=== Section Start ===

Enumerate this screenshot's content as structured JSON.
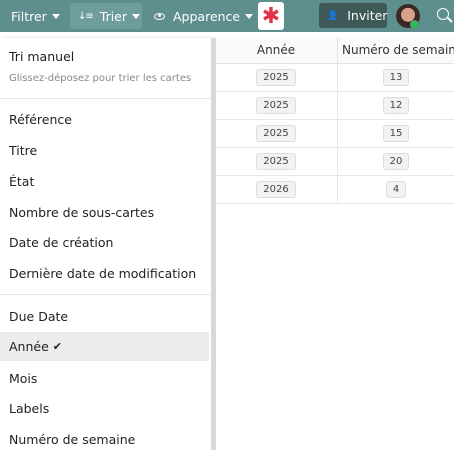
{
  "toolbar": {
    "filter_label": "Filtrer",
    "sort_label": "Trier",
    "appearance_label": "Apparence",
    "app_icon_glyph": "✱",
    "invite_label": "Inviter",
    "colors": {
      "toolbar_bg": "#5f8e8e",
      "active_button": "#6f9d9d",
      "invite_button": "#3f5959",
      "app_icon": "#e03348",
      "presence": "#29c04f"
    }
  },
  "table": {
    "columns": [
      "Année",
      "Numéro de semaine"
    ],
    "rows": [
      {
        "year": "2025",
        "week": "13"
      },
      {
        "year": "2025",
        "week": "12"
      },
      {
        "year": "2025",
        "week": "15"
      },
      {
        "year": "2025",
        "week": "20"
      },
      {
        "year": "2026",
        "week": "4"
      }
    ]
  },
  "sort_menu": {
    "manual_label": "Tri manuel",
    "manual_hint": "Glissez-déposez pour trier les cartes",
    "items": [
      "Référence",
      "Titre",
      "État",
      "Nombre de sous-cartes",
      "Date de création",
      "Dernière date de modification",
      "Due Date",
      "Année",
      "Mois",
      "Labels",
      "Numéro de semaine"
    ],
    "selected_item": "Année",
    "check_glyph": "✔"
  }
}
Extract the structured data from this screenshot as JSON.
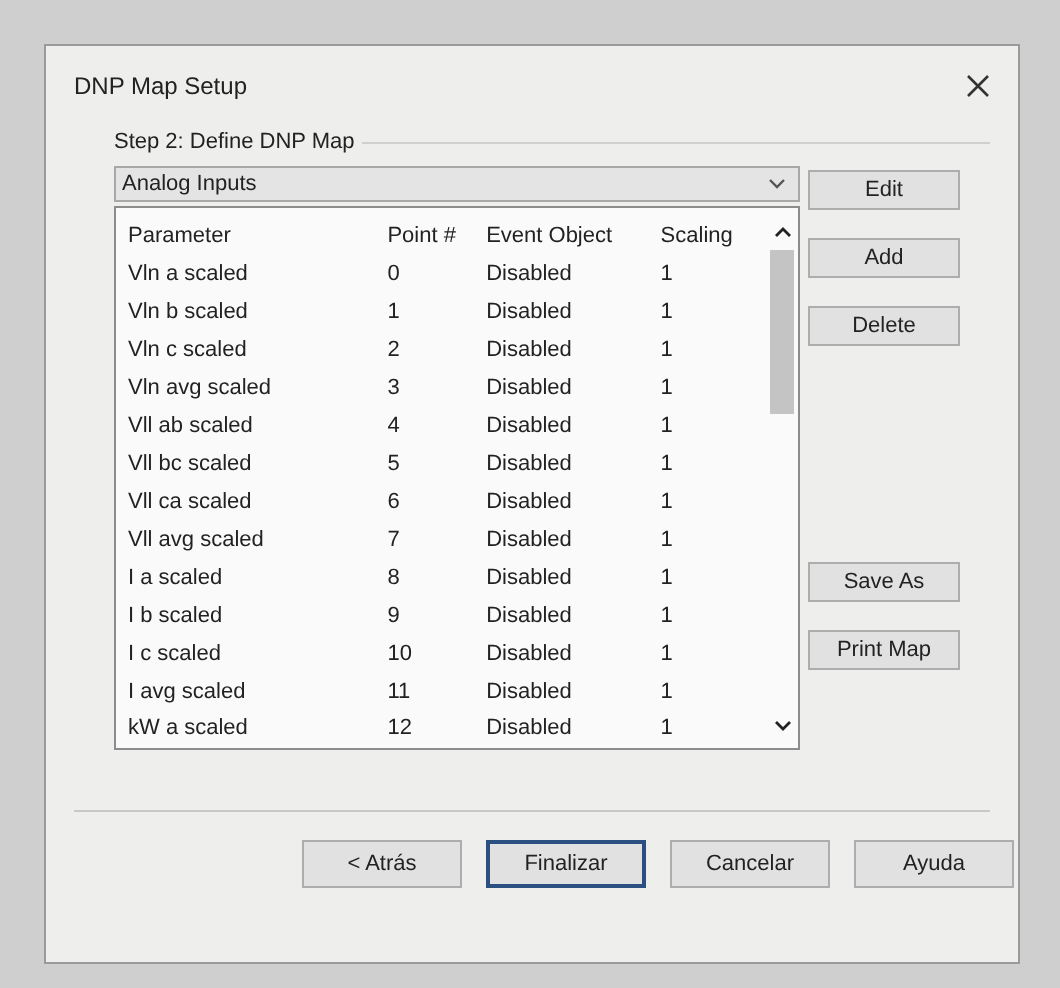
{
  "window": {
    "title": "DNP Map Setup"
  },
  "step_label": "Step 2: Define DNP Map",
  "type_dropdown": {
    "value": "Analog Inputs"
  },
  "table": {
    "columns": [
      "Parameter",
      "Point #",
      "Event Object",
      "Scaling"
    ],
    "rows": [
      [
        "Vln a scaled",
        "0",
        "Disabled",
        "1"
      ],
      [
        "Vln b scaled",
        "1",
        "Disabled",
        "1"
      ],
      [
        "Vln c scaled",
        "2",
        "Disabled",
        "1"
      ],
      [
        "Vln avg scaled",
        "3",
        "Disabled",
        "1"
      ],
      [
        "Vll ab scaled",
        "4",
        "Disabled",
        "1"
      ],
      [
        "Vll bc scaled",
        "5",
        "Disabled",
        "1"
      ],
      [
        "Vll ca scaled",
        "6",
        "Disabled",
        "1"
      ],
      [
        "Vll avg scaled",
        "7",
        "Disabled",
        "1"
      ],
      [
        "I a scaled",
        "8",
        "Disabled",
        "1"
      ],
      [
        "I b scaled",
        "9",
        "Disabled",
        "1"
      ],
      [
        "I c scaled",
        "10",
        "Disabled",
        "1"
      ],
      [
        "I avg scaled",
        "11",
        "Disabled",
        "1"
      ],
      [
        "kW a scaled",
        "12",
        "Disabled",
        "1"
      ]
    ]
  },
  "side_buttons_top": [
    "Edit",
    "Add",
    "Delete"
  ],
  "side_buttons_bottom": [
    "Save As",
    "Print Map"
  ],
  "footer_buttons": [
    {
      "label": "< Atrás",
      "default": false
    },
    {
      "label": "Finalizar",
      "default": true
    },
    {
      "label": "Cancelar",
      "default": false
    },
    {
      "label": "Ayuda",
      "default": false
    }
  ]
}
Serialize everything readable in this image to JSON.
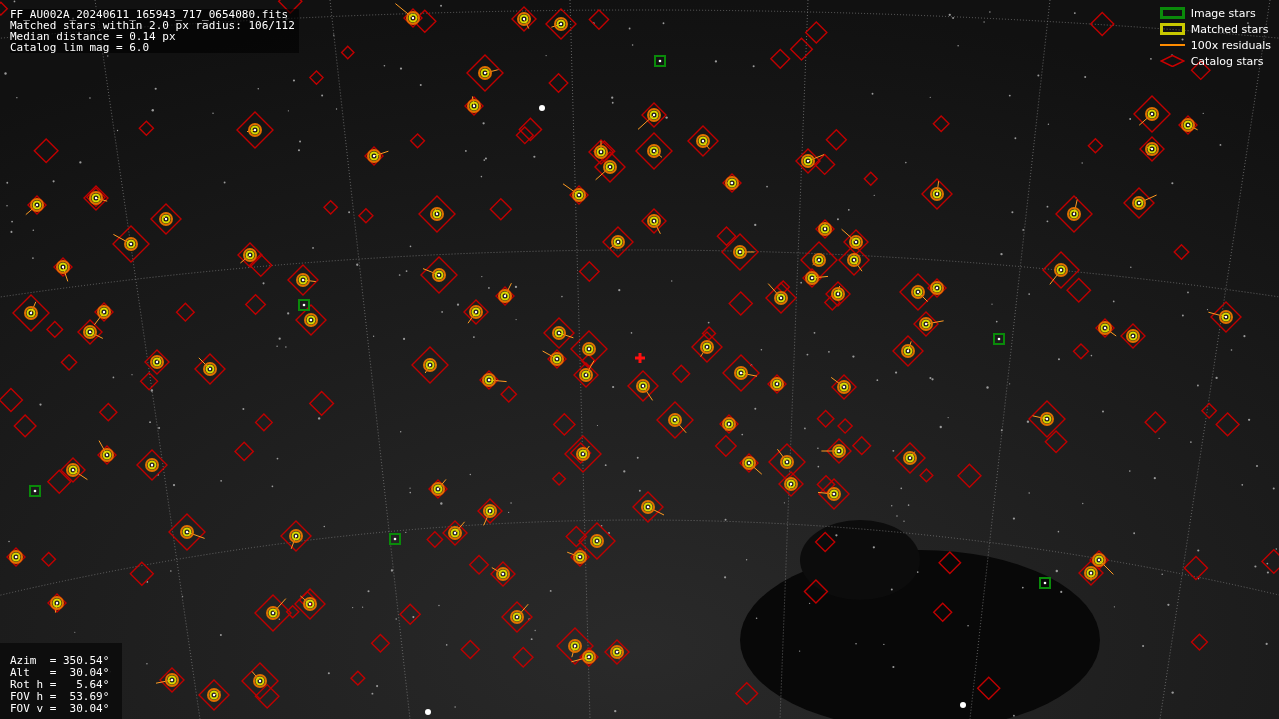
{
  "file_info": {
    "lines": [
      "FF_AU002A_20240611_165943_717_0654080.fits",
      "Matched stars within 2.0 px radius: 106/112",
      "Median distance = 0.14 px",
      "Catalog lim mag = 6.0"
    ]
  },
  "legend": [
    {
      "label": "Image stars",
      "kind": "box",
      "color": "#0a8a0a"
    },
    {
      "label": "Matched stars",
      "kind": "box",
      "color": "#c8c800"
    },
    {
      "label": "100x residuals",
      "kind": "line",
      "color": "#ff8c00"
    },
    {
      "label": "Catalog stars",
      "kind": "diamond",
      "color": "#cc0000"
    }
  ],
  "pointing": {
    "lines": [
      "Azim  = 350.54°",
      "Alt   =  30.04°",
      "Rot h =   5.64°",
      "FOV h =  53.69°",
      "FOV v =  30.04°"
    ]
  }
}
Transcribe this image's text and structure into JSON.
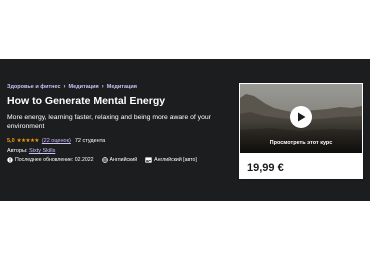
{
  "breadcrumb": {
    "items": [
      "Здоровье и фитнес",
      "Медитация",
      "Медитация"
    ]
  },
  "course": {
    "title": "How to Generate Mental Energy",
    "subtitle": "More energy, learning faster, relaxing and being more aware of your environment",
    "rating": "5,0",
    "stars": "★★★★★",
    "reviews": "(22 оценок)",
    "students": "72 студента",
    "authors_label": "Авторы:",
    "author": "Sixty Skills",
    "last_updated": "Последнее обновление: 02.2022",
    "language": "Английский",
    "captions": "Английский [авто]"
  },
  "card": {
    "preview_label": "Просмотреть этот курс",
    "price": "19,99 €"
  },
  "colors": {
    "hero_bg": "#1c1d1f",
    "rating": "#f69c08",
    "link": "#cec0fc"
  },
  "icons": [
    "alert-icon",
    "globe-icon",
    "captions-icon",
    "play-icon",
    "chevron-right-icon"
  ]
}
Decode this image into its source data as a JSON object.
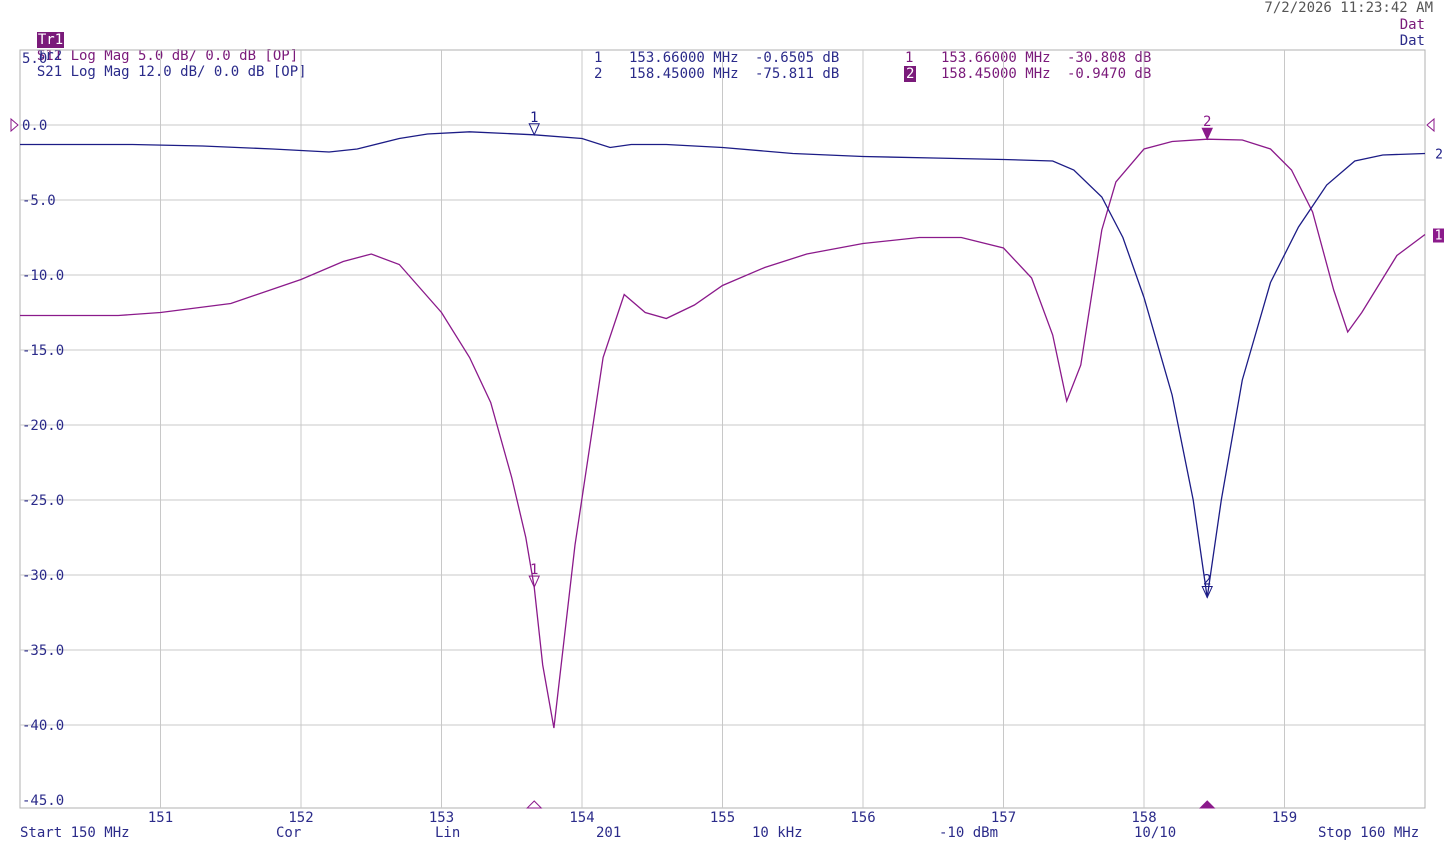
{
  "header": {
    "trace1_tag": "Tr1",
    "trace1_desc": "S11 Log Mag 5.0 dB/ 0.0 dB [OP]",
    "trace2_tag": "Tr2",
    "trace2_desc": "S21 Log Mag 12.0 dB/ 0.0 dB [OP]",
    "datetime": "7/2/2026 11:23:42 AM",
    "dat1": "Dat",
    "dat2": "Dat"
  },
  "markers_tr2": [
    {
      "id": "1",
      "freq": "153.66000 MHz",
      "value": "-0.6505 dB"
    },
    {
      "id": "2",
      "freq": "158.45000 MHz",
      "value": "-75.811 dB"
    }
  ],
  "markers_tr1": [
    {
      "id": "1",
      "freq": "153.66000 MHz",
      "value": "-30.808 dB"
    },
    {
      "id": "2",
      "freq": "158.45000 MHz",
      "value": "-0.9470 dB"
    }
  ],
  "footer": {
    "start": "Start 150 MHz",
    "cor": "Cor",
    "lin": "Lin",
    "points": "201",
    "ifbw": "10 kHz",
    "power": "-10 dBm",
    "count": "10/10",
    "stop": "Stop 160 MHz"
  },
  "colors": {
    "s11": "#8b1a8b",
    "s21": "#1c1c86",
    "grid": "#c8c8c8",
    "text": "#2b2b8a"
  },
  "chart_data": {
    "type": "line",
    "title": "",
    "xlabel": "",
    "ylabel": "",
    "xlim": [
      150,
      160
    ],
    "ylim": [
      -45,
      5
    ],
    "grid": true,
    "y_ticks": [
      "5.0",
      "0.0",
      "-5.0",
      "-10.0",
      "-15.0",
      "-20.0",
      "-25.0",
      "-30.0",
      "-35.0",
      "-40.0",
      "-45.0"
    ],
    "x_ticks": [
      "151",
      "152",
      "153",
      "154",
      "155",
      "156",
      "157",
      "158",
      "159"
    ],
    "series": [
      {
        "name": "S11",
        "end_label": "1",
        "x": [
          150.0,
          150.7,
          151.0,
          151.5,
          152.0,
          152.3,
          152.5,
          152.7,
          153.0,
          153.2,
          153.35,
          153.5,
          153.6,
          153.66,
          153.72,
          153.8,
          153.95,
          154.15,
          154.3,
          154.45,
          154.6,
          154.8,
          155.0,
          155.3,
          155.6,
          156.0,
          156.4,
          156.7,
          157.0,
          157.2,
          157.35,
          157.45,
          157.55,
          157.7,
          157.8,
          158.0,
          158.2,
          158.45,
          158.7,
          158.9,
          159.05,
          159.2,
          159.35,
          159.45,
          159.55,
          159.8,
          160.0
        ],
        "y": [
          -12.7,
          -12.7,
          -12.5,
          -11.9,
          -10.3,
          -9.1,
          -8.6,
          -9.3,
          -12.5,
          -15.5,
          -18.5,
          -23.5,
          -27.5,
          -30.8,
          -36.0,
          -40.2,
          -28.0,
          -15.5,
          -11.3,
          -12.5,
          -12.9,
          -12.0,
          -10.7,
          -9.5,
          -8.6,
          -7.9,
          -7.5,
          -7.5,
          -8.2,
          -10.2,
          -14.0,
          -18.4,
          -16.0,
          -7.0,
          -3.8,
          -1.6,
          -1.1,
          -0.947,
          -1.0,
          -1.6,
          -3.0,
          -5.8,
          -11.0,
          -13.8,
          -12.5,
          -8.7,
          -7.3
        ]
      },
      {
        "name": "S21",
        "end_label": "2",
        "x": [
          150.0,
          150.8,
          151.3,
          151.8,
          152.2,
          152.4,
          152.7,
          152.9,
          153.2,
          153.66,
          154.0,
          154.2,
          154.35,
          154.6,
          155.0,
          155.5,
          156.0,
          156.5,
          157.0,
          157.35,
          157.5,
          157.7,
          157.85,
          158.0,
          158.2,
          158.35,
          158.45,
          158.55,
          158.7,
          158.9,
          159.1,
          159.3,
          159.5,
          159.7,
          160.0
        ],
        "y": [
          -1.3,
          -1.3,
          -1.4,
          -1.6,
          -1.8,
          -1.6,
          -0.9,
          -0.6,
          -0.45,
          -0.65,
          -0.9,
          -1.5,
          -1.3,
          -1.3,
          -1.5,
          -1.9,
          -2.1,
          -2.2,
          -2.3,
          -2.4,
          -3.0,
          -4.8,
          -7.5,
          -11.5,
          -18.0,
          -25.0,
          -31.5,
          -25.0,
          -17.0,
          -10.5,
          -6.8,
          -4.0,
          -2.4,
          -2.0,
          -1.9
        ]
      }
    ],
    "markers": [
      {
        "trace": "S11",
        "id": "1",
        "x": 153.66,
        "y": -30.808,
        "active": false
      },
      {
        "trace": "S11",
        "id": "2",
        "x": 158.45,
        "y": -0.947,
        "active": true
      },
      {
        "trace": "S21",
        "id": "1",
        "x": 153.66,
        "y": -0.6505,
        "active": false
      },
      {
        "trace": "S21",
        "id": "2",
        "x": 158.45,
        "y": -31.5,
        "active": false
      }
    ]
  }
}
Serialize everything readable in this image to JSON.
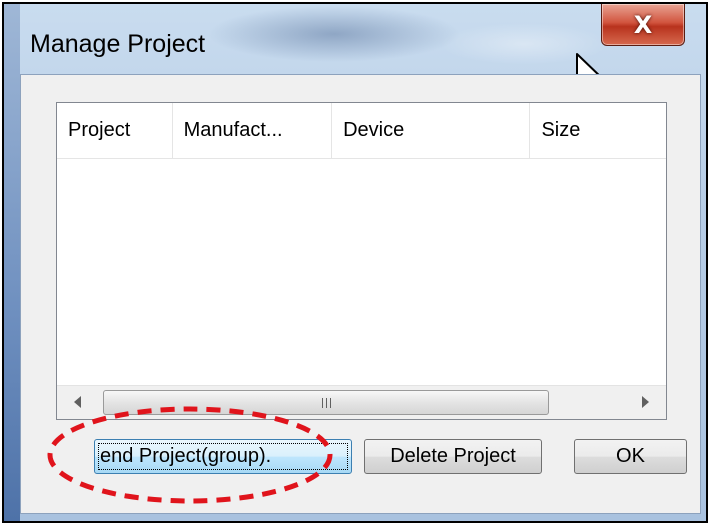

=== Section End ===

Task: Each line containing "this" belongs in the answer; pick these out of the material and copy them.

Exercise output:
Enumerate this screenshot's content as structured JSON.
Extract the structured data from this screenshot as JSON.
Serialize everything readable in this image to JSON.
Transcribe this image's text and structure into JSON.
Decode this image into its source data as a JSON object.
Serialize everything readable in this image to JSON.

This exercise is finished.